The CAP advocated for considerable accommodations and alternatives as the CMS established the MACRA reforms to set Medicare reimbursement policy. Starting in 2019, physicians can earn Medicare bonuses of up to 4% in MIPS. At the same time, the maximum penalty for poor performance in MIPS could reduce Medicare pay by 4% in 2019.
In the final rule, the CMS set four MIPS tracks for physicians:
- Don't Participate: If you don't send in any 2017 data, then you receive a negative 4% payment adjustment.
- Test MIPS: If you submit a minimum amount of 2017 data to Medicare (for example, one quality measure or one improvement activity), you can avoid a downward payment adjustment.
- Partial Year Reporting: If you submit quality data to Medicare for 90 days in 2017 you may earn a neutral or small positive payment adjustment.
- Full Year Reporting: If you submit a full year of 2017 data to Medicare, you may earn a moderate positive payment adjustment.
The MIPS program combines current quality programs—Physician Quality Reporting System (PQRS), Electronic Health Record Meaningful Use (EHR MU), the Value-Based Modifier (VBM), as well as a new performance category termed "Clinical Practice Improvement Activities"—into one system. MIPS consists of four weighted categories: Quality, Advancing Care Information, Clinical Practice Improvement Activities, and Cost.

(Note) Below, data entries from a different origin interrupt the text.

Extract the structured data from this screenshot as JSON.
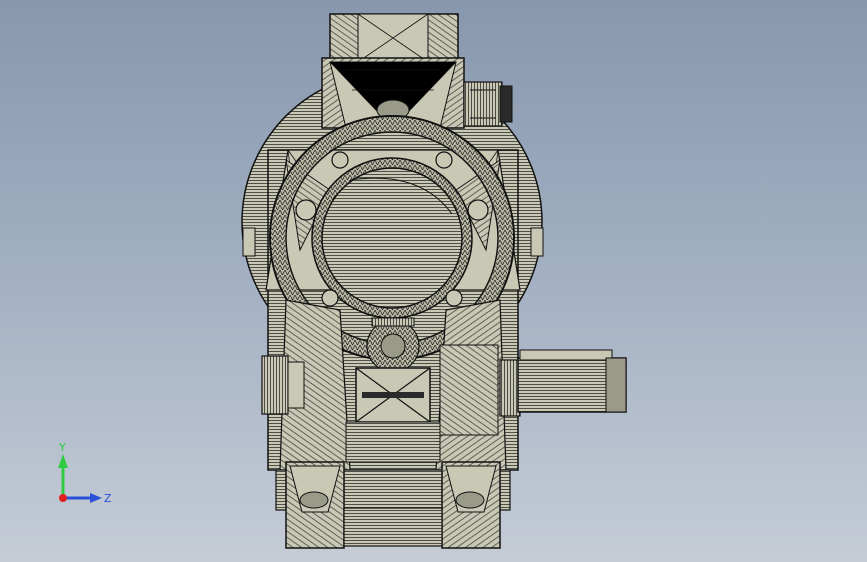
{
  "viewport": {
    "background_top": "#8797ad",
    "background_bottom": "#c5ccd6"
  },
  "model": {
    "body_color": "#c8c8b4",
    "line_color": "#1a1a1a",
    "shade_color": "#9a9a88"
  },
  "triad": {
    "y_label": "Y",
    "z_label": "Z",
    "y_color": "#2ecc40",
    "z_color": "#2a50d8",
    "x_color": "#e02020"
  }
}
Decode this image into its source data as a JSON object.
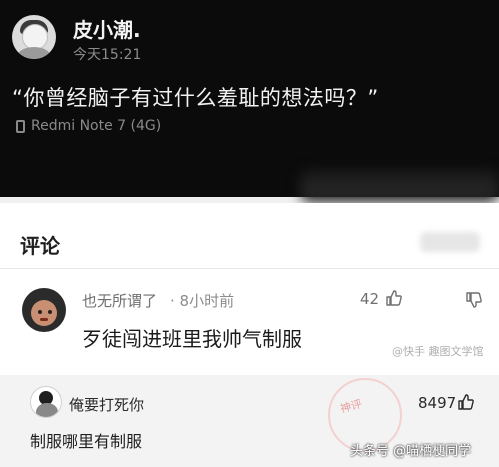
{
  "post": {
    "author": "皮小潮.",
    "time": "今天15:21",
    "text": "“你曾经脑子有过什么羞耻的想法吗？”",
    "device": "Redmi Note 7 (4G)"
  },
  "comments": {
    "title": "评论",
    "items": [
      {
        "user": "也无所谓了",
        "time": "· 8小时前",
        "text": "歹徒闯进班里我帅气制服",
        "likes": "42"
      }
    ],
    "watermark": "@快手 趣图文学馆"
  },
  "reply": {
    "user": "俺要打死你",
    "text": "制服哪里有制服",
    "likes": "8497",
    "stamp": "神评"
  },
  "footer_watermark": "头条号 @喵栖梗同学",
  "colors": {
    "post_bg": "#0b0b0c",
    "panel_bg": "#ffffff",
    "reply_bg": "#f3f3f3"
  }
}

Following the transition period set by the CMS, physicians will be scored on how well they perform in these categories. A MIPS eligible clinician would receive no payment adjustment if the performance score is at the performance threshold, a negative adjustment if the score is below the performance threshold, and a positive adjustment if the score is above the performance threshold.
The CMS finalized all eight quality measures developed by the CAP for MIPS. In addition, three of the CAP’s measures regarding lung cancer biopsy/cytology, lung cancer resection, and melanoma are designated as outcomes measures. In the quality category, the CMS requires reporting on a minimum of six measures or all that apply to an eligible clinician.

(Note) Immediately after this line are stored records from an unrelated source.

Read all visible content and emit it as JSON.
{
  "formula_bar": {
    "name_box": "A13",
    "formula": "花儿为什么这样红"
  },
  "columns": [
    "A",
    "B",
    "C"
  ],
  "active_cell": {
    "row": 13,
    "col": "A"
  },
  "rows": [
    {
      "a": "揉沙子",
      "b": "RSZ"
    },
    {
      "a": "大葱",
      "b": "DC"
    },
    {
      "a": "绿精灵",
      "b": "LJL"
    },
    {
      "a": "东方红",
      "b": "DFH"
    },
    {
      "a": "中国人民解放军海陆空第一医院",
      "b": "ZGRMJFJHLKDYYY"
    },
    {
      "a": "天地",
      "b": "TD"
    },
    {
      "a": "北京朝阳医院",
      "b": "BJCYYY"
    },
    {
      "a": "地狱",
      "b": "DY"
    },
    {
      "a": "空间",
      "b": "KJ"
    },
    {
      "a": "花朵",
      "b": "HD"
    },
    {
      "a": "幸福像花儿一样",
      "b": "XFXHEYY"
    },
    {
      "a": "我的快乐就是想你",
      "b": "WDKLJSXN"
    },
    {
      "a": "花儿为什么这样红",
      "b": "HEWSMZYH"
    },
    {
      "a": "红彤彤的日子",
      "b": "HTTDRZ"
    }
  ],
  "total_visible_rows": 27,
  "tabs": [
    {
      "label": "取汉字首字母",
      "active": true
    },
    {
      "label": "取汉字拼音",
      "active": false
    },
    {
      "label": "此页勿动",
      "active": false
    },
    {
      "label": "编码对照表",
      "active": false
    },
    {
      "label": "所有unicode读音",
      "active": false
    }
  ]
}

Non-Patient-Facing Physicians and Reweighting Categories
In the proposed rule, the CMS sought to define non-patient-facing clinicians as those who bill less than 25 patient-facing encounters during the performance year. The CAP recommended that pathologists, as designated in the CMS' provider enrollment system, be automatically identified as non-patient-facing eligible clinicians at the beginning of each year.
In the final rule, the definition of non-patient-facing physicians was changed to those who bill less than 100 patient-facing encounters. If a group of eligible physicians has 75% of clinicians meeting the non-patient-facing definition, then all physicians in the group will meet the definition. Examples of patient-facing encounter include evaluation and management services and cross-cutting measures set by the CMS. Non-patient-facing physicians also will know if they fit this definition ahead of a performance period.
How the CMS sets this definition will affect pathologists and their scoring under MIPS. The CMS finalized a proposal to automatically reweight the Advancing Care Information category to zero for a MIPS eligible clinician who meets the non-patient-facing definition.
Alternative Payment Models (APMs)
As in the proposed rule, if clinicians receive 25% of Medicare covered professional services or see 20% of Medicare patients through an advanced APM in 2017 then they earn a 5% Medicare incentive payment in 2019.
The CMS finalized the same five types of APMs for 2017 as in the proposed rule, but indicates it may update its APM listing before January 1, 2017. It is also considering testing a new Medicare ACO Track 1+ model and exploring adding two other models that would be new, advanced APMs in 2018. While the models that qualify as advanced APMs has not expanded from the initial five, the CMS has eased the financial risk criteria from the proposed rule in an effort to have a broader range of future models. The CMS estimates about 25% of eligible clinicians will be part of advanced APMs in 2018.
As far as physician-focused payment models, the final rule seems to have raised the bar as these models must go through the CMS APM development process, be open to public announcement, and request for applications before implementation.
Additional Resources from the CMS: